Review: Arctic Monkeys bring brash attitude, energy to the Ritz Ybor in Tampa
Deliberately paced and spotlighting its moodier material, the Arctic Monkeys’ April 2010 set at the Ritz Ybor felt like a statement of maturity: Those brash kids who shook up the dance floor in the mid-‘00s are all grown up now.
Sunday night at the same venue, the kids were back.
Frontman Alex Turner and co. delivered a set that barely paused for breath from the careening tempo changes of opener Pretty Visitors though the Duran Duran-quoting Teddy Picker, before signing off with the reflective 505.
Turner sported a Goth-pompadour hairdo seemingly borrowed from Misfits-era Glenn Danzig. He delivered his witty lyrics with a healthy dose of sex appeal, usually absent if not verboten in indie rock.
As was the case last year, indefatigable drummer Matt Helders was amazing. He was both steady and flashy at speeds just shy of Slayer, a big part of why the energy never lagged during the set.
Don’t Sit Down ‘Cause I’ve Moved Your Chair lurched with menace, while mid-tempo numbers such as Black Treacle got a shot of energy lacking on the recorded versions.
The Monkeys played about half of latest album, Suck It and See, including the title track and She’s Thunderstorms, a jangly, Merseybeat-referencing cut.

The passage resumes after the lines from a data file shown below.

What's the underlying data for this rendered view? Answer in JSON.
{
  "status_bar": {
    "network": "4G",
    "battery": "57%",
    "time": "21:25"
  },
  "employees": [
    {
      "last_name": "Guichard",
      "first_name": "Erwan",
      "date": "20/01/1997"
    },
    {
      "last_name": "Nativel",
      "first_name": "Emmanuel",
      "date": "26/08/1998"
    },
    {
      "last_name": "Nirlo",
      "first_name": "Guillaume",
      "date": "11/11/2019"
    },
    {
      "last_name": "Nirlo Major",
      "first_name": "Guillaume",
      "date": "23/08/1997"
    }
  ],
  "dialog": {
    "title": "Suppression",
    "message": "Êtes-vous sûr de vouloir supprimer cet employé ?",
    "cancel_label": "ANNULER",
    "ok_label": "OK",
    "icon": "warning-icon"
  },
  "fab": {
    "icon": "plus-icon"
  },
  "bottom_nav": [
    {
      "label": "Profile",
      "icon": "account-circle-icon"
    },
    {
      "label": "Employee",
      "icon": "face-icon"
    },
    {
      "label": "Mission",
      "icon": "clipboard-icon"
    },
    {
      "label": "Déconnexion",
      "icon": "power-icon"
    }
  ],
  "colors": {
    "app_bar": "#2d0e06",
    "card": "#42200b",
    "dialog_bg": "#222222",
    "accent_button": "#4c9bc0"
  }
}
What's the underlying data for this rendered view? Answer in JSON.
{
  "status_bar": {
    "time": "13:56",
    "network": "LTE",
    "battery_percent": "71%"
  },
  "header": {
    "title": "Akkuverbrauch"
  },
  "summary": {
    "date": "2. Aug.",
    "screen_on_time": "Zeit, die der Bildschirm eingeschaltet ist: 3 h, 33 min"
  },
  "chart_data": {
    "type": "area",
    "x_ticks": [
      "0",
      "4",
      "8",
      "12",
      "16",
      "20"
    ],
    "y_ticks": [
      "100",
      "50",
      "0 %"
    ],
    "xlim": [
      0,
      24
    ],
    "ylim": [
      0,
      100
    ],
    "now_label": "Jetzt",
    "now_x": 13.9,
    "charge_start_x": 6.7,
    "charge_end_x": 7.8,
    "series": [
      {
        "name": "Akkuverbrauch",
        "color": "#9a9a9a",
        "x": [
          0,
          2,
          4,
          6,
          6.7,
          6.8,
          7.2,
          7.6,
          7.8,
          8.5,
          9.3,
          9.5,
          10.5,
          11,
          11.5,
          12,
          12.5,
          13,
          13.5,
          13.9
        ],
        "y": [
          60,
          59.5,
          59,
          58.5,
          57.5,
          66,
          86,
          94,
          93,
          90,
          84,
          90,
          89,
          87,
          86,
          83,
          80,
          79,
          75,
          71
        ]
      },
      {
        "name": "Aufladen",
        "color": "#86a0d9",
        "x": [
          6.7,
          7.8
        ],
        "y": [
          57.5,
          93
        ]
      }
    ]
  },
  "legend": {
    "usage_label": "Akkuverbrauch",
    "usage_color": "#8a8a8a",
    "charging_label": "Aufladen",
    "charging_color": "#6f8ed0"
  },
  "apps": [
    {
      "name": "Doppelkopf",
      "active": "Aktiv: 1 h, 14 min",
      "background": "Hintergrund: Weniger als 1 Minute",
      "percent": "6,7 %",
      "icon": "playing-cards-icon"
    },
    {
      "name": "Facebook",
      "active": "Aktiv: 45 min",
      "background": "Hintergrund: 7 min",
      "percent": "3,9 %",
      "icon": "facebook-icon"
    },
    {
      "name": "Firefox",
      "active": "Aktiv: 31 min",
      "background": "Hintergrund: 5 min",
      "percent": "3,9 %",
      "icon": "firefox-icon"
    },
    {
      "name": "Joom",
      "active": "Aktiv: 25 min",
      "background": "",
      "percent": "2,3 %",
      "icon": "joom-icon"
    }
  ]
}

The Ritz crowd cheered wildly from the time the house lights went down until they came up roughly 75 minutes later. Newer tunes such as Brick by Brick and the wonderfully-titled The Hellcat Spangled Shalala were greeted just as enthusiastically as was I Bet You Look Good on the Dancefloor, the song that introduced Arctic Monkeys to the world half a decade ago.
Opening act Smith Westerns showed the limitations of good songs in a live setting. The quintet had its harmonies, melodies and arrangements down pat but showed little in the way of personality. The band seemed content to play in the shadows, hardly acknowledging the audience until announcing its last song.
-- Curtis Ross, tbt*